== WORK ORDER ==
The lines you need are those holding the word "true"; pull them from the material.

== RECORDS TO PROCESS ==
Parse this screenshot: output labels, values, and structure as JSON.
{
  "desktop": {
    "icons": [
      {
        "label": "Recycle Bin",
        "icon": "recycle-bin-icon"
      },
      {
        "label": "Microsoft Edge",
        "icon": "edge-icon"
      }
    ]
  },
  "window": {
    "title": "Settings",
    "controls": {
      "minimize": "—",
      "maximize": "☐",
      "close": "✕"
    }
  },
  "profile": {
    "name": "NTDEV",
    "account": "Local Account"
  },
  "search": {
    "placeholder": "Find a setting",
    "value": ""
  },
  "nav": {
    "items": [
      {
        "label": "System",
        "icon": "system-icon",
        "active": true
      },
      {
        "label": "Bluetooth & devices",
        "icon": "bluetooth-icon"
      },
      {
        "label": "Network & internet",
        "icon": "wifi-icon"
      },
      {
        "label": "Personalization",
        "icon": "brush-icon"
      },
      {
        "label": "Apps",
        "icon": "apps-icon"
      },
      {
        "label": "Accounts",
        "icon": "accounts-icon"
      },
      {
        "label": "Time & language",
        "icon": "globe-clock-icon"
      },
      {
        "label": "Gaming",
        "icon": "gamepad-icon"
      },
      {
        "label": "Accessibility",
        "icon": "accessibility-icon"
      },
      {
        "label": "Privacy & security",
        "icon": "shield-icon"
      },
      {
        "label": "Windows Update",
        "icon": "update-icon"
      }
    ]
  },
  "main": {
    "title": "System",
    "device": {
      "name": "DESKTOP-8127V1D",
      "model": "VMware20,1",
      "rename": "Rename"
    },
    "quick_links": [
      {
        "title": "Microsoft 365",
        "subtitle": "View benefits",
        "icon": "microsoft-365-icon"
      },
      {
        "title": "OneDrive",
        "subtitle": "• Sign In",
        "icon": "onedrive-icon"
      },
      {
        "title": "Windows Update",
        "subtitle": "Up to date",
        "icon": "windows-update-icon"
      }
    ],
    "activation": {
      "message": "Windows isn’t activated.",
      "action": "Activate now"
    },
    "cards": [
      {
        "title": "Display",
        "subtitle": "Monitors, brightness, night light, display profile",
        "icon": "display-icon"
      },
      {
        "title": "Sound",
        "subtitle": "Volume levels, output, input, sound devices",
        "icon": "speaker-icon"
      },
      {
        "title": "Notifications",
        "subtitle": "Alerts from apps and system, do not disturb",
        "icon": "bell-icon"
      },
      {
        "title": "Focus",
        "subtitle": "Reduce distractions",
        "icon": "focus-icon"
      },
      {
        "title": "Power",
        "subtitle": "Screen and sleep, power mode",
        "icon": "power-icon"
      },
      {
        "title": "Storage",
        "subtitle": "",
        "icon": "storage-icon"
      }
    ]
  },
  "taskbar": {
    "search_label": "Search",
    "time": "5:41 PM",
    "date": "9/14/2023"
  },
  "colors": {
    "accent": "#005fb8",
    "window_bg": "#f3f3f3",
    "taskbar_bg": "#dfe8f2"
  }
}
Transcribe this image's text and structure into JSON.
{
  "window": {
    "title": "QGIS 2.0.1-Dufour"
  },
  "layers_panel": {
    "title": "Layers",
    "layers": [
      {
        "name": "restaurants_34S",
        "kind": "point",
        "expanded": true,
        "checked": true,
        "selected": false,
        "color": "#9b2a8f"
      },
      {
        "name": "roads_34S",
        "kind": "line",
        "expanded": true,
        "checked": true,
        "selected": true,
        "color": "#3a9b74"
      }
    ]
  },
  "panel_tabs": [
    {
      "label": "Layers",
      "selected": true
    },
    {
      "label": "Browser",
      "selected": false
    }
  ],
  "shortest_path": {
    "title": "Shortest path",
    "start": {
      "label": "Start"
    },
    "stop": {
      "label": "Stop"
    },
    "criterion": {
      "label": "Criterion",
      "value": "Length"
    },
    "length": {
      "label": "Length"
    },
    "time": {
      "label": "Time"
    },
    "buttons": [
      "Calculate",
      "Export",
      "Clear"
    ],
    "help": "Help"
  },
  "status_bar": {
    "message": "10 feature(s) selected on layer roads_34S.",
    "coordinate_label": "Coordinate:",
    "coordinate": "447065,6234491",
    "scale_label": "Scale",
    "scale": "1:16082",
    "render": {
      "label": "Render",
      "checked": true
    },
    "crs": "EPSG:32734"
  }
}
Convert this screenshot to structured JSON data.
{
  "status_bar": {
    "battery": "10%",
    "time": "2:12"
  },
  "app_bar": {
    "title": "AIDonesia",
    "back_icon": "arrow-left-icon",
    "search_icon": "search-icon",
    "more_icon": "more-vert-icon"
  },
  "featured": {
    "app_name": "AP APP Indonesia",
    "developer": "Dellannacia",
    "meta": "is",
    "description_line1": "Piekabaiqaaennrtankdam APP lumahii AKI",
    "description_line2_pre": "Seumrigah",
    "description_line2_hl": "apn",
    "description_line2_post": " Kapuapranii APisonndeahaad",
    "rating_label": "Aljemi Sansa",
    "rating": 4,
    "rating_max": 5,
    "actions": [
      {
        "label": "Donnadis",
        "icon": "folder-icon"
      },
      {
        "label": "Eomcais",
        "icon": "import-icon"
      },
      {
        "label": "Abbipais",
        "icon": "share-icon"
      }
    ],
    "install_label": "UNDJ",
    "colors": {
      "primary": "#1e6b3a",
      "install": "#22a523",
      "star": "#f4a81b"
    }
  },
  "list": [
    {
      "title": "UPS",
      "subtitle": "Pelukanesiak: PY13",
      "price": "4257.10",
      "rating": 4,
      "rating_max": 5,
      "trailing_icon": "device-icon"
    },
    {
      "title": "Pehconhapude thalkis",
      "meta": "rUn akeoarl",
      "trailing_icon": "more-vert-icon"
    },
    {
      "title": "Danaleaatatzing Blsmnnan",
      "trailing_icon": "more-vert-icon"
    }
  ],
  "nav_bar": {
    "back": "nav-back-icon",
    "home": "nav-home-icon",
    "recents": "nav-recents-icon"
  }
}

== SOLUTION FOR THIS EXERCISE ==
        "active": true
        "expanded": true,
        "checked": true,
        "expanded": true,
        "checked": true,
        "selected": true,
      "selected": true
      "checked": true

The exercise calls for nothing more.